── Records supplied ──
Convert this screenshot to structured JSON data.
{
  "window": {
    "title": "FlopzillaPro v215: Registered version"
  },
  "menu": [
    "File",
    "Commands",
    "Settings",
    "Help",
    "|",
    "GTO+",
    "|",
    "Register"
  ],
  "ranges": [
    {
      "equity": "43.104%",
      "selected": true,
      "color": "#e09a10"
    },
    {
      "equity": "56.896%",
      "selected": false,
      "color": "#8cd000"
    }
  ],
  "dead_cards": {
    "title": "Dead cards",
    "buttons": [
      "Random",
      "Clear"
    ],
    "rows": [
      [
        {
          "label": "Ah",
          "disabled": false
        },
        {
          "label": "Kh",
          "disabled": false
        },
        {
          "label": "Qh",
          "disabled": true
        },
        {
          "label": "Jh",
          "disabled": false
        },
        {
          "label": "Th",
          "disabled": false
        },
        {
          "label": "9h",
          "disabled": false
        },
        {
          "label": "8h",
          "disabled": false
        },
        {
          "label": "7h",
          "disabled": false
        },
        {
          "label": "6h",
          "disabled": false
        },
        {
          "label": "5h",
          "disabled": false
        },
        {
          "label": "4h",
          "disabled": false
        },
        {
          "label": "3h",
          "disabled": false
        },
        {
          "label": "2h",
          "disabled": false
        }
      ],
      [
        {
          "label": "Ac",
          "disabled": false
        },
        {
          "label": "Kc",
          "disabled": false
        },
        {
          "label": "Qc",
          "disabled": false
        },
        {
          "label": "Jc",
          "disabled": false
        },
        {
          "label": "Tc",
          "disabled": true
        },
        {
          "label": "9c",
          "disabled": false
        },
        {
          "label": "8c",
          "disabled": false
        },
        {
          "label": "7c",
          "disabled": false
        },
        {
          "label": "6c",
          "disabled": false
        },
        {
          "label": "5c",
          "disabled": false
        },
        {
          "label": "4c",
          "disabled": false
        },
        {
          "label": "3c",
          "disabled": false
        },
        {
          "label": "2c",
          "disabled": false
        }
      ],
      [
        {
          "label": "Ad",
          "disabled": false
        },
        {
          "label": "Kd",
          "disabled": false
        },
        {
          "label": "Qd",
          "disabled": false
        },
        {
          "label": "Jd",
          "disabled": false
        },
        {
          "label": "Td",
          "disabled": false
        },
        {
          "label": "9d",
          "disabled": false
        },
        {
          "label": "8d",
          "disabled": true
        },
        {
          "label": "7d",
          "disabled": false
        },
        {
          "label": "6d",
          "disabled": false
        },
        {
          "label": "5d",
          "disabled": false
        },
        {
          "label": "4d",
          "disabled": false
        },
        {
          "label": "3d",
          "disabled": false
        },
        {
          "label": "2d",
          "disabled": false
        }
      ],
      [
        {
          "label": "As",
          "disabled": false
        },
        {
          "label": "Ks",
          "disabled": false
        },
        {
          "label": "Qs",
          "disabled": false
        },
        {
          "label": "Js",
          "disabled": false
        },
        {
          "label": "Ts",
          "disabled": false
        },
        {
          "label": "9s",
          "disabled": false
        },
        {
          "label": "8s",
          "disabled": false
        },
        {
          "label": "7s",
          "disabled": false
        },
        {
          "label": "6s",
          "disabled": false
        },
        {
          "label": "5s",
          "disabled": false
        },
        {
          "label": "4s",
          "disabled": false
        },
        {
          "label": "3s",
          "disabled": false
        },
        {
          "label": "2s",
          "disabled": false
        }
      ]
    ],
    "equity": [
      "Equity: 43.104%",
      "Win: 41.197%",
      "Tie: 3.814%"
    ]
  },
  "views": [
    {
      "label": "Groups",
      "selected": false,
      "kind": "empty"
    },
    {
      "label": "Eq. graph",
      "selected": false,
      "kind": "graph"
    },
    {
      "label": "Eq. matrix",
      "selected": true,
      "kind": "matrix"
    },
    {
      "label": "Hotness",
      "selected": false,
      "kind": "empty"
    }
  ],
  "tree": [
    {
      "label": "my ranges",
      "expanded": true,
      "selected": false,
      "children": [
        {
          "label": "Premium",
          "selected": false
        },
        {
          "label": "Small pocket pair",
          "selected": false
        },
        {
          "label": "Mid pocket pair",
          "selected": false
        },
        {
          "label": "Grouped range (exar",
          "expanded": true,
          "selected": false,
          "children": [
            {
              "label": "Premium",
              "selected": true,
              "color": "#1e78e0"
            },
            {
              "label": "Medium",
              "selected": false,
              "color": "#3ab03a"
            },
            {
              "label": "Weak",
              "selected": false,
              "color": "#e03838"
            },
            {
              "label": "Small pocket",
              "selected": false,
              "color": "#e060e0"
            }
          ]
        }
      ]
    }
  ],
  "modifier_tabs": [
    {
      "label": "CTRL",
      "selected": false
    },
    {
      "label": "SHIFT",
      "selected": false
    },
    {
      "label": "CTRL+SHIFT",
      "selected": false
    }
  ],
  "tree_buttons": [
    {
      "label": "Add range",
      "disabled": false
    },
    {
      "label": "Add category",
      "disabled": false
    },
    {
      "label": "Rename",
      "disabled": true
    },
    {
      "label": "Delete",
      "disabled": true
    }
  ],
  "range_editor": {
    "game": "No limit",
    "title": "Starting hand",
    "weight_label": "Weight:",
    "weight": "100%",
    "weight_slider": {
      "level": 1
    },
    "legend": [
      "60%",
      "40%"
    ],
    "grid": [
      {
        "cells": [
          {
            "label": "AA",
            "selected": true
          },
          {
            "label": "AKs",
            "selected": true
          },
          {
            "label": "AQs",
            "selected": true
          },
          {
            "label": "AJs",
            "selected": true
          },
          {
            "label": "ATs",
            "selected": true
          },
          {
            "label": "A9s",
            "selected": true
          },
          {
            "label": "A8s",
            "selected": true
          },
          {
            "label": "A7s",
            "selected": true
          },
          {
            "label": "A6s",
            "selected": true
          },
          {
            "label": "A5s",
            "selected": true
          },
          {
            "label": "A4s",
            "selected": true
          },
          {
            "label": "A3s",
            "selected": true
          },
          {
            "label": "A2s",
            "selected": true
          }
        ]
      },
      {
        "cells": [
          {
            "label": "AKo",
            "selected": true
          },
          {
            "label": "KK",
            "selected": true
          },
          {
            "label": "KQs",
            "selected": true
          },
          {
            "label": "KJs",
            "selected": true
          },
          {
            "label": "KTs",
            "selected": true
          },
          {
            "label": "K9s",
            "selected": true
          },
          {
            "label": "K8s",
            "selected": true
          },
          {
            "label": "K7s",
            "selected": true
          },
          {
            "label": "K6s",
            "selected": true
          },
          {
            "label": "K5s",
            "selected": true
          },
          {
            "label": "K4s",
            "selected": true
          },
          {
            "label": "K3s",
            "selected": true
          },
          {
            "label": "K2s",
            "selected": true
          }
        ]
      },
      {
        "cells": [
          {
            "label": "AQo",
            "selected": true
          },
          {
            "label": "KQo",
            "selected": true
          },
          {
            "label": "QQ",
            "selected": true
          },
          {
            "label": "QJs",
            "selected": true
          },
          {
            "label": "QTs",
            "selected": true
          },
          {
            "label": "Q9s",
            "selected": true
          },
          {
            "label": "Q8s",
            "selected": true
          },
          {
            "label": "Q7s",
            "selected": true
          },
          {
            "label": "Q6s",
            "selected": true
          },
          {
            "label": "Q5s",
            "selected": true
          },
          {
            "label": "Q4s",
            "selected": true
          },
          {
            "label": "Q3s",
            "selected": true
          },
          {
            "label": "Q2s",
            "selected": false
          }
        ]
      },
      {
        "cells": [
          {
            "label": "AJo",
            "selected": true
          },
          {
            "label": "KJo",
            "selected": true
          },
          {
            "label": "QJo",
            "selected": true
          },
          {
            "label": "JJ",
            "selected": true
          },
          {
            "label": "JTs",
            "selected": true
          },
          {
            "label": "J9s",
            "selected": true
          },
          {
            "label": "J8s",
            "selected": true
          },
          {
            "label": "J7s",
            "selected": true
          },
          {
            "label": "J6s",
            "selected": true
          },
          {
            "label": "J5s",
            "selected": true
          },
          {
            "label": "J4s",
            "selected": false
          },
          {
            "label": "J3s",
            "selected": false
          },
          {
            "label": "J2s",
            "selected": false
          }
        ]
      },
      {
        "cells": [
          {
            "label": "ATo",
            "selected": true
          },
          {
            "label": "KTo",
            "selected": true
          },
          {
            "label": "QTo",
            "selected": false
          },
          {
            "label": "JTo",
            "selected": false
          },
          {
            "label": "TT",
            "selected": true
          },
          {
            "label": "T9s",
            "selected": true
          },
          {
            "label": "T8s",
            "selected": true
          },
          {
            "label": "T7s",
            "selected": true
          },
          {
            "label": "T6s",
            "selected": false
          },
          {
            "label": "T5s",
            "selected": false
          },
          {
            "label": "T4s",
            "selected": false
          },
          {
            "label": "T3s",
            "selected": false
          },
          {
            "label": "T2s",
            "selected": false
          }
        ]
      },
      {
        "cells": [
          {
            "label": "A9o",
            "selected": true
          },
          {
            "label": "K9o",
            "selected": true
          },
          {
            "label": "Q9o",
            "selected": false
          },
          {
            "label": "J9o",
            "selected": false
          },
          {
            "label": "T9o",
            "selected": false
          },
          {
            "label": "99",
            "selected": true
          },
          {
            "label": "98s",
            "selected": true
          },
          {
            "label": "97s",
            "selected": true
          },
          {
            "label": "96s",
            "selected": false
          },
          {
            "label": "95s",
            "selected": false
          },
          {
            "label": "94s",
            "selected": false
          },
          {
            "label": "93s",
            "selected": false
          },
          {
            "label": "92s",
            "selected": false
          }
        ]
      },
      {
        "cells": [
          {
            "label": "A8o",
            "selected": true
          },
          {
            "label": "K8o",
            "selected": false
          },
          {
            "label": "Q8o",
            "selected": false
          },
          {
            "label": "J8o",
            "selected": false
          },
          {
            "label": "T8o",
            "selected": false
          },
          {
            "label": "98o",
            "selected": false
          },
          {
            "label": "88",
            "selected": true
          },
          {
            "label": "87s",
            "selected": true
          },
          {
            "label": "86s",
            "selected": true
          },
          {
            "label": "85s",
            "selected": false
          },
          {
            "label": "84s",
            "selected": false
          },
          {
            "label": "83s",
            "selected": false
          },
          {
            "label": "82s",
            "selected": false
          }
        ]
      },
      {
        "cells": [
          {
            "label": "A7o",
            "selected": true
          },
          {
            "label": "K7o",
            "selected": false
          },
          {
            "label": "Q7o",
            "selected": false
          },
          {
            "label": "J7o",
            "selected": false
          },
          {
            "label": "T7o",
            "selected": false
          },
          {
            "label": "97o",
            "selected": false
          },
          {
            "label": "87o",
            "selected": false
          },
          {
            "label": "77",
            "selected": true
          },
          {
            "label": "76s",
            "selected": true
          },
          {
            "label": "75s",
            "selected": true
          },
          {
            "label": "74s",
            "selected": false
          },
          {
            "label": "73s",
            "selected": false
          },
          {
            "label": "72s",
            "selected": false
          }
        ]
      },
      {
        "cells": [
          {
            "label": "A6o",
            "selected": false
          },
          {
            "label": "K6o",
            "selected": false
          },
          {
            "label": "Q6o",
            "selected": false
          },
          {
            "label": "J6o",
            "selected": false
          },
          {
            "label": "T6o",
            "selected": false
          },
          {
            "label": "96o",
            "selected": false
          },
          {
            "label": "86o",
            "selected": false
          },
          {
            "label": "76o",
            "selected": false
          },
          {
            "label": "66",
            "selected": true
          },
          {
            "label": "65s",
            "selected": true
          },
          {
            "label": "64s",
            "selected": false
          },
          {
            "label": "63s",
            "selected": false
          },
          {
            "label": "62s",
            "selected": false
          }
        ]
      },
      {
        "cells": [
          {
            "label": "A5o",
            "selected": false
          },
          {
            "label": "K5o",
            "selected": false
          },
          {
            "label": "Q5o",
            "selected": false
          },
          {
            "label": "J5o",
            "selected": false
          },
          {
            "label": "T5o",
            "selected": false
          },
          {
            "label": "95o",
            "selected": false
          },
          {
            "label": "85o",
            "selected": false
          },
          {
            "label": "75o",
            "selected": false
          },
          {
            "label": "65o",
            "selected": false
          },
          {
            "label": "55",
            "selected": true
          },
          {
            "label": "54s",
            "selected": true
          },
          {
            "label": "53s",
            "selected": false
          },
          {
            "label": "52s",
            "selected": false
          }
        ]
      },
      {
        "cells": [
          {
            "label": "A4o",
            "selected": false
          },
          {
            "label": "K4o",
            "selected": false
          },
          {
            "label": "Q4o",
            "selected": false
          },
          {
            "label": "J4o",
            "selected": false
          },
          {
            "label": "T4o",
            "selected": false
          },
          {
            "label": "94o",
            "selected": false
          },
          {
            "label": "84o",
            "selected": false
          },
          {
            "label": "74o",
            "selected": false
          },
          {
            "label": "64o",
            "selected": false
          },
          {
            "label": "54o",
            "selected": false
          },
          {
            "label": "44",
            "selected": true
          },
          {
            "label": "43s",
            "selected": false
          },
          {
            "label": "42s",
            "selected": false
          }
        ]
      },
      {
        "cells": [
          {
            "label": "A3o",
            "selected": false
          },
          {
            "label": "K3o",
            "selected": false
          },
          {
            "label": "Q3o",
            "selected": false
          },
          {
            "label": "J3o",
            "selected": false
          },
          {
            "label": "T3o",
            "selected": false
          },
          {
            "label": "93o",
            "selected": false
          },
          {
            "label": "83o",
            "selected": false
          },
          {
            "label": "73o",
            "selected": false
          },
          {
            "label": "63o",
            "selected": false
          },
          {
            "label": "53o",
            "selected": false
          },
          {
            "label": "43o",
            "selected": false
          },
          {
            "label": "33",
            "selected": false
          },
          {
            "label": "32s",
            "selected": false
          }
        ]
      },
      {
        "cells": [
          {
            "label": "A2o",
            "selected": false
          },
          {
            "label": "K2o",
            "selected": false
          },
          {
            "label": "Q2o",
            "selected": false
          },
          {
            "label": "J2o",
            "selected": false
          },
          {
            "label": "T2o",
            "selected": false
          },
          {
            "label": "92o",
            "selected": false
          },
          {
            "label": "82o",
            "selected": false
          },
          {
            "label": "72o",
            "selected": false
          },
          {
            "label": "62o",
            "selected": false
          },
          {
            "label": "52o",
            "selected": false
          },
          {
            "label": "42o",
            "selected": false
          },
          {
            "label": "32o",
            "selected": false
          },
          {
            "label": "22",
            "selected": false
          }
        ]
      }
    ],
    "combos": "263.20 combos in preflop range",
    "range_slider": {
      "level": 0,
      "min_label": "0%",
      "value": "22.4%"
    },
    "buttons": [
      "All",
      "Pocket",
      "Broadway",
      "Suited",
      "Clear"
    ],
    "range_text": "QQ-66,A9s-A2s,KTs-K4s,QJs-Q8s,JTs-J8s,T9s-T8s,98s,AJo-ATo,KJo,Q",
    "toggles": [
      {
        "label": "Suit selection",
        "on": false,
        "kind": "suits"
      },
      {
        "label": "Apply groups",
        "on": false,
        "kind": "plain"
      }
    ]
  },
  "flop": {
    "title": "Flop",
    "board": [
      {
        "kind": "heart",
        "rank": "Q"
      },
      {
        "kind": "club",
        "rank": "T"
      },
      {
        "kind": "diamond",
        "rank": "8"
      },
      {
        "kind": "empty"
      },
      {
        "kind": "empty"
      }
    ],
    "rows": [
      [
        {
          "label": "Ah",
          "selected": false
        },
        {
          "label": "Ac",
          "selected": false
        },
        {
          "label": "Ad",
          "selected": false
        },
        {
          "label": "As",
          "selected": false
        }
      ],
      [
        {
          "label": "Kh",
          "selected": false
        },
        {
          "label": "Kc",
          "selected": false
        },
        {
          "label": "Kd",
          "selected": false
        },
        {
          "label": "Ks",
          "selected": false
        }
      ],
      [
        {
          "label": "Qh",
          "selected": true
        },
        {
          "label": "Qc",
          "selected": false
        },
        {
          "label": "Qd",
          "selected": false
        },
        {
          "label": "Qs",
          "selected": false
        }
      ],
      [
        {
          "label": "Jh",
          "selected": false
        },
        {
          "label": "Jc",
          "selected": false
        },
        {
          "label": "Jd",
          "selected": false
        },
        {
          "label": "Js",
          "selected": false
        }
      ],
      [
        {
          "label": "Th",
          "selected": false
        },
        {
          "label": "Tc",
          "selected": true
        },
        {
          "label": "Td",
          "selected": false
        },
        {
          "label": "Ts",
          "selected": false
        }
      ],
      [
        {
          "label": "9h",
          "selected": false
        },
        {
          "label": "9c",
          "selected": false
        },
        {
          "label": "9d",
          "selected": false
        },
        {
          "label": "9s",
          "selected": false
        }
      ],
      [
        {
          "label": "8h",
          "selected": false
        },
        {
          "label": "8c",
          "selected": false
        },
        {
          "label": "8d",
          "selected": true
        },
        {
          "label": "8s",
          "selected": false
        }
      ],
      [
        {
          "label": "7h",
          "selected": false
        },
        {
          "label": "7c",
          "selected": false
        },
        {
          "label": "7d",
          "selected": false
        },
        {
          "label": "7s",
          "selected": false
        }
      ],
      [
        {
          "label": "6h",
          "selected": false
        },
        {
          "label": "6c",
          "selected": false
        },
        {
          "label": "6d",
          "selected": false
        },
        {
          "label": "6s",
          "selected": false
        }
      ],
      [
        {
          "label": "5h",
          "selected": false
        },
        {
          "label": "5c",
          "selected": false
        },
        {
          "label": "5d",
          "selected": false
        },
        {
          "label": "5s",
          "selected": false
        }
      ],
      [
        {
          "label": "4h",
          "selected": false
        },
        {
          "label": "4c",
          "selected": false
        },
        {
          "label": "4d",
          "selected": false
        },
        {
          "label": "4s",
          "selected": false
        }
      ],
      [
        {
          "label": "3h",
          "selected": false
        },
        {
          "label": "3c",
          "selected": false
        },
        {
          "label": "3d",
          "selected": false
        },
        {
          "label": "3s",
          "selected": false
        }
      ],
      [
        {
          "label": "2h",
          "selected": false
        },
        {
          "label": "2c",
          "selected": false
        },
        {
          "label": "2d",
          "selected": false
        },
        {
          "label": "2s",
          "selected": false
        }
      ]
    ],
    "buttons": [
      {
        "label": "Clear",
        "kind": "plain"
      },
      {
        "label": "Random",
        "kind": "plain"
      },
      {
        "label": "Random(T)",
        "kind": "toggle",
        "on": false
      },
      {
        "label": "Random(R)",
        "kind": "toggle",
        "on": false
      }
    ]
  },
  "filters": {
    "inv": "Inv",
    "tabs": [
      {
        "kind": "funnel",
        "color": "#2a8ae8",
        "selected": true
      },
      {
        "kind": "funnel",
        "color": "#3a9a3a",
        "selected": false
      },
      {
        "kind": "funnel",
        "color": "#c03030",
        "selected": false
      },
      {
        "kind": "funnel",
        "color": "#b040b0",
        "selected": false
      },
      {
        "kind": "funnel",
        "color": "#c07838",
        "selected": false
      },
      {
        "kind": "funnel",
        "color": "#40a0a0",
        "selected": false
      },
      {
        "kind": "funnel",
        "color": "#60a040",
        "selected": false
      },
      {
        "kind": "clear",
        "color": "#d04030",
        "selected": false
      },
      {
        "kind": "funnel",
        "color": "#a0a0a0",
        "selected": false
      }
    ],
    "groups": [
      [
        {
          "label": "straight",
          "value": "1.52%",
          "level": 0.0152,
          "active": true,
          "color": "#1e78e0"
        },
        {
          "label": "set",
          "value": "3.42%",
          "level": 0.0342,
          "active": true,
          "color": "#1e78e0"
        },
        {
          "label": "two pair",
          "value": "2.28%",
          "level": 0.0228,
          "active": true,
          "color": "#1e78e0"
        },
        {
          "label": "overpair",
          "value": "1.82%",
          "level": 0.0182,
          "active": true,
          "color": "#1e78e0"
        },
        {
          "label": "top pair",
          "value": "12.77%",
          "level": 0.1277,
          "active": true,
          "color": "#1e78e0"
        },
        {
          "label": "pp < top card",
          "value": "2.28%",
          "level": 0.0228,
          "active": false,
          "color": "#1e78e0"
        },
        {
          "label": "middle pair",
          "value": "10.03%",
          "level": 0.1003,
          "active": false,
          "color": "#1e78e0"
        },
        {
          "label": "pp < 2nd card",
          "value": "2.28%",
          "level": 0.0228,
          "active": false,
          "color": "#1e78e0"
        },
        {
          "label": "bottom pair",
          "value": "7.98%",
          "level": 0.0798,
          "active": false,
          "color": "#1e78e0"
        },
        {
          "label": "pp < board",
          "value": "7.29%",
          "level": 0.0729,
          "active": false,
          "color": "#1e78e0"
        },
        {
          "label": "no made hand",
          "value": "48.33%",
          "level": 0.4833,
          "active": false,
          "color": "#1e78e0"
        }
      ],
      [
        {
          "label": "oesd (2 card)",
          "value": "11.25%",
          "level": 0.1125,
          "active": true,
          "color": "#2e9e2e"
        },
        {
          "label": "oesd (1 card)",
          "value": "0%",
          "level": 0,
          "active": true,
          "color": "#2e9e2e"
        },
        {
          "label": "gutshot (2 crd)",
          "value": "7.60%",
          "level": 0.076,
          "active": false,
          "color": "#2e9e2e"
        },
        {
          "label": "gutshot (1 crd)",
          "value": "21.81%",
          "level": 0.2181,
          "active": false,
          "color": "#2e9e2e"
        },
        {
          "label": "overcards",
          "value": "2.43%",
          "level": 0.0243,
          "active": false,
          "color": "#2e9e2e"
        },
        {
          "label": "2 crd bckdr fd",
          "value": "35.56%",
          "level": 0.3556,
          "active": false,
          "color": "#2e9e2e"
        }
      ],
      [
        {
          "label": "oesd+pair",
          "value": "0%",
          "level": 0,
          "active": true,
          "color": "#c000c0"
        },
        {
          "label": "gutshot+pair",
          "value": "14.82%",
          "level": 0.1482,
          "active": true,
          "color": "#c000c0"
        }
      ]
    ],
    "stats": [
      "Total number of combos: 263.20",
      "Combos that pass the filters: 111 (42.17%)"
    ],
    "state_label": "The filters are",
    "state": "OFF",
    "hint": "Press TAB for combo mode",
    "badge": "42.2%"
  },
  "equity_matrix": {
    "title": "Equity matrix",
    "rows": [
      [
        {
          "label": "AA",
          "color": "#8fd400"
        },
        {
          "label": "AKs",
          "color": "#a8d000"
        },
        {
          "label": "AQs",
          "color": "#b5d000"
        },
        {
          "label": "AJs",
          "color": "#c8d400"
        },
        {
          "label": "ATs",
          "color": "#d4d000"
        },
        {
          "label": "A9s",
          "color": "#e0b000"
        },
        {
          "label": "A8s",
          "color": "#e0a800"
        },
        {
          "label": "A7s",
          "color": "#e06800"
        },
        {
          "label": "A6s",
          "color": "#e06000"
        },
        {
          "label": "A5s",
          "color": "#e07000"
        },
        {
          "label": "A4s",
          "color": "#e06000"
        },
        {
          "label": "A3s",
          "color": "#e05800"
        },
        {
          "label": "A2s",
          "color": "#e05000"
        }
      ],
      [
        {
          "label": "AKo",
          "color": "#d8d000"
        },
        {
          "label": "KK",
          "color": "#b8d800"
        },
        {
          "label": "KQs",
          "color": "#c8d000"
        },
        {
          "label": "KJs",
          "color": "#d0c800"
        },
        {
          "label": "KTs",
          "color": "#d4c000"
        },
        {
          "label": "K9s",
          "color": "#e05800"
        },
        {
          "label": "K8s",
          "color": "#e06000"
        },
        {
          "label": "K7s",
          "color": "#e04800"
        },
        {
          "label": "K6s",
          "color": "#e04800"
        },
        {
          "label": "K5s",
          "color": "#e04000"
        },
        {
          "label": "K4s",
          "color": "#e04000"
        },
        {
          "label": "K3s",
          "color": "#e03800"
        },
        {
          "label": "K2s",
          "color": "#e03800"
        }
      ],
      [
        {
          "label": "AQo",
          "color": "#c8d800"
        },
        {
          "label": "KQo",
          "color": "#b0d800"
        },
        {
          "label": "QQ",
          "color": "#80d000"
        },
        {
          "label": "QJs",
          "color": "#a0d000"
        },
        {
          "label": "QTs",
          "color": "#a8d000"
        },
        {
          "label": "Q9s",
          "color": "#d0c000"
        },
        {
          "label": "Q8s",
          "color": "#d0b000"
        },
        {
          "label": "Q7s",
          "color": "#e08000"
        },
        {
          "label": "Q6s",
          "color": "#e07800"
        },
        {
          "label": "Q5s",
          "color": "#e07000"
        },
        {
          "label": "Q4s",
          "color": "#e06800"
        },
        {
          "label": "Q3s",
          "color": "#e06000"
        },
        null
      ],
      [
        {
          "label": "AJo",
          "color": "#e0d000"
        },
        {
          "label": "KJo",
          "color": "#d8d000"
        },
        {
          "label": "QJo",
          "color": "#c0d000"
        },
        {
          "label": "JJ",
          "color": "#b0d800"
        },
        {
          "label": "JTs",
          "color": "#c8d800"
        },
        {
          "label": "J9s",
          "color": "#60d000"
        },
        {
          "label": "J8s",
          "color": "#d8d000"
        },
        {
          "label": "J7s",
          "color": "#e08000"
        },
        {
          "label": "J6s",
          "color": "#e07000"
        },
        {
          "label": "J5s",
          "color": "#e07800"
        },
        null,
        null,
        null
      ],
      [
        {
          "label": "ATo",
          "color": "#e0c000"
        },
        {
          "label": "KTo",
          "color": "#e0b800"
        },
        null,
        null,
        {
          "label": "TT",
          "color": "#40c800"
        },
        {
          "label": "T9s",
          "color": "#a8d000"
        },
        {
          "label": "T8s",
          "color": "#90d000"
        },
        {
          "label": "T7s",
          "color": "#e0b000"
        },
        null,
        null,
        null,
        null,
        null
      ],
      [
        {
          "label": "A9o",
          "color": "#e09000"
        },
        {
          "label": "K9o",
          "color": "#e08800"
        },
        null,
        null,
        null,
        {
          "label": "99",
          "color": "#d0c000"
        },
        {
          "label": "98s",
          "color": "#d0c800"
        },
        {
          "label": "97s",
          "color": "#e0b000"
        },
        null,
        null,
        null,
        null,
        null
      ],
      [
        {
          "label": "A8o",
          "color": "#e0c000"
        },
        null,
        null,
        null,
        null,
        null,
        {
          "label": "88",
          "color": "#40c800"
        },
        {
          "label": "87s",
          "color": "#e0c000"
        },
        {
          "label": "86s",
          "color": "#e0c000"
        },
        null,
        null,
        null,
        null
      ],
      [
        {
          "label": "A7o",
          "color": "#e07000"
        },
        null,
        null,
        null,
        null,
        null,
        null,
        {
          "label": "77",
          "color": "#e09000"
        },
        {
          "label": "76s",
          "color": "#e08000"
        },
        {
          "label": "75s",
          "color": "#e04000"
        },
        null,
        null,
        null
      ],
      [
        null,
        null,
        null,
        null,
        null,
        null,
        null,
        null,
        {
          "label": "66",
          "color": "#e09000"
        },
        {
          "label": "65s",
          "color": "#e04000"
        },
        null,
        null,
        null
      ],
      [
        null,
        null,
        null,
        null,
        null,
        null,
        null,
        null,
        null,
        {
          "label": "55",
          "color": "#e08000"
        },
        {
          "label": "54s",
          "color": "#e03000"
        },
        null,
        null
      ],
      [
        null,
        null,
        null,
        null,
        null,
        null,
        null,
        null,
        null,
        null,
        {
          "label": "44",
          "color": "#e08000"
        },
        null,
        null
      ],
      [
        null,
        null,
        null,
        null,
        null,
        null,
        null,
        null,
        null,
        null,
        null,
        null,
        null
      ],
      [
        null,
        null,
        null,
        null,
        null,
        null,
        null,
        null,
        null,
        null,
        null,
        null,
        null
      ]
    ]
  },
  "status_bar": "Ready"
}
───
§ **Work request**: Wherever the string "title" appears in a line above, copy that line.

§ **Result of this task**:
    "title": "FlopzillaPro v215: Registered version"
    "title": "Dead cards",
    "title": "Starting hand",
    "title": "Flop",
    "title": "Equity matrix",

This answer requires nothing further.